Whomever replaces Ben Bernanke will be left to wind down the Fed’s record expansion of the monetary base and more than $3 trillion in assets, while contending with a tepid recovery, high unemployment and a question over whether the Fed will use its new Dodd-Frank powers to rein in the big banks and prevent another panic. Care to make an early vote?
Read on for some of the most interesting econ and business stories you might have missed this week…and the haiku.
June 28, 2013 at 10:49 AM
Worries that the Federal Reserve may end its bond-buying program or even raise its benchmark interest rate helped push the yield of 10-year Treasury notes as high as 2.61 percent this week. In May, it was 1.63 percent. Mortgage rates have followed, with the average 30-year loan rate rising to 4.46 percent from 3.93 percent. It was the biggest one-week increase since 1987. An extra wallop is facing many student-loan borrowers when rates are set to double next week.

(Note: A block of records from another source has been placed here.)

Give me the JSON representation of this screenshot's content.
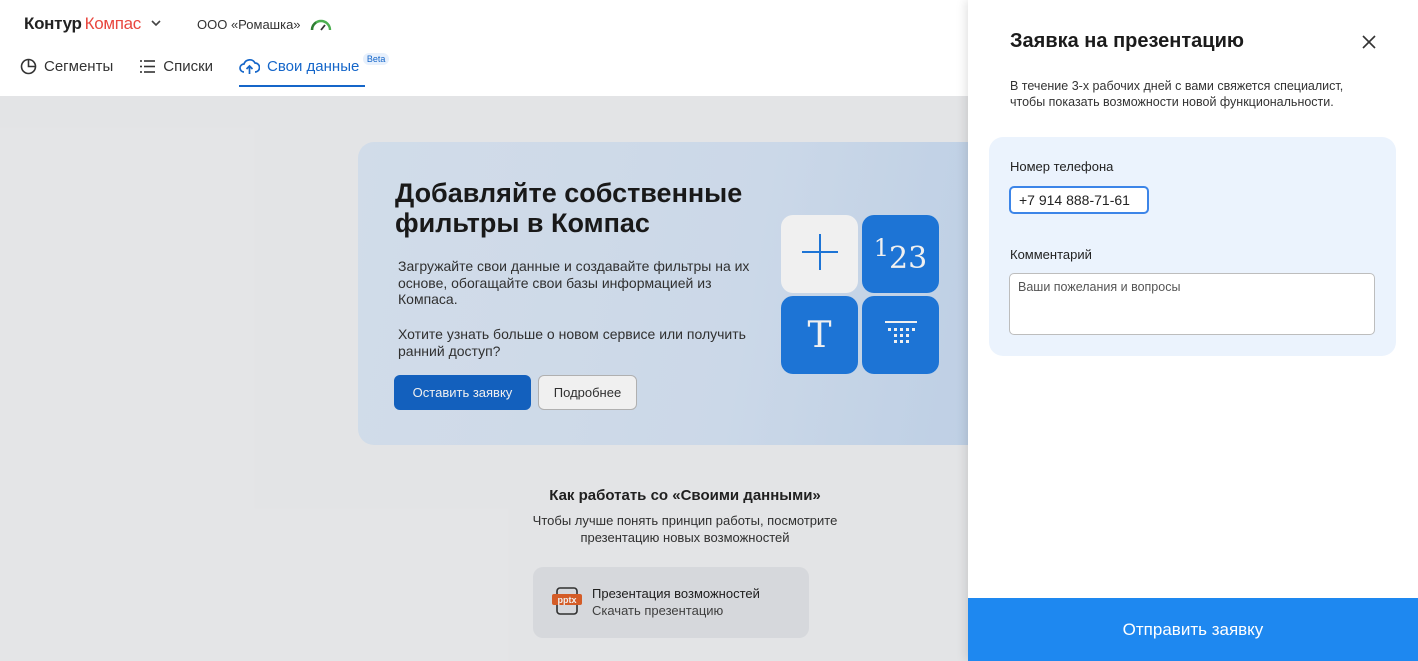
{
  "header": {
    "brand_primary": "Контур",
    "brand_secondary": "Компас",
    "org_name": "ООО «Ромашка»"
  },
  "tabs": [
    {
      "label": "Сегменты",
      "icon": "pie-chart-icon"
    },
    {
      "label": "Списки",
      "icon": "list-icon"
    },
    {
      "label": "Свои данные",
      "icon": "cloud-upload-icon",
      "badge": "Beta",
      "active": true
    }
  ],
  "promo": {
    "title": "Добавляйте собственные фильтры в Компас",
    "text": "Загружайте свои данные и создавайте фильтры на их основе, обогащайте свои базы информацией из Компаса.",
    "text2": "Хотите узнать больше о новом сервисе или получить ранний доступ?",
    "primary_button": "Оставить заявку",
    "secondary_button": "Подробнее",
    "tile_number_sup": "1",
    "tile_number_sub": "2",
    "tile_number_sub2": "3",
    "tile_letter": "T"
  },
  "howto": {
    "title": "Как работать со «Своими данными»",
    "subtitle": "Чтобы лучше понять принцип работы, посмотрите презентацию новых возможностей",
    "card_title": "Презентация возможностей",
    "card_subtitle": "Скачать презентацию",
    "card_icon_label": "pptx"
  },
  "panel": {
    "title": "Заявка на презентацию",
    "description": "В течение 3-х рабочих дней с вами свяжется специалист, чтобы показать возможности новой функциональности.",
    "phone_label": "Номер телефона",
    "phone_value": "+7 914 888-71-61",
    "comment_label": "Комментарий",
    "comment_placeholder": "Ваши пожелания и вопросы",
    "submit_label": "Отправить заявку"
  },
  "colors": {
    "accent": "#1566c9",
    "submit": "#1e88f0",
    "brand_red": "#e8473f",
    "tile_blue": "#1f7ce3",
    "pptx_orange": "#e2622a"
  }
}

The economy is still weak. First-quarter growth in gross domestic product was revised downward to 1.8 percent from 2.5 percent. Many forecasters had expected annualized GDP growth this year of 3 percent. So Fed officials have scrambled to reassure the markets that no sudden moves on interest rates or the bond-buying program are being contemplated. It’s a complicated situation. While no serious inflation is on the horizon — indeed, deflation continues to be a danger — essentially zero rates create losers and winners. Fixed-income investors have often been penalized. The stock market has been powered by Fed hot money all out of proportion with the strength of the economy.
What do you think?
Read on for some of the important stories you might have missed this week and the haiku:
This Week’s Links:
• Emerging markets, hitting a wall | Tyler Cowen/NYT
• The top 0.1 income shares, 1915-2008 (chart) | Miles Kimball
• Why the growth-by-debt status quo is doomed | Zero Hedge
• Ireland falls back into recession despite austerity drive | The Guardian
• What if we’re looking at inequality the wrong way? | NY Times
• What to do with the hypertrophied financial sector | Brad DeLong
• Make banks too small to save | Baseline Scenario
Today’s Econ Haiku:
A bridge to somewhere
Federal money waiting
We jump off the bridge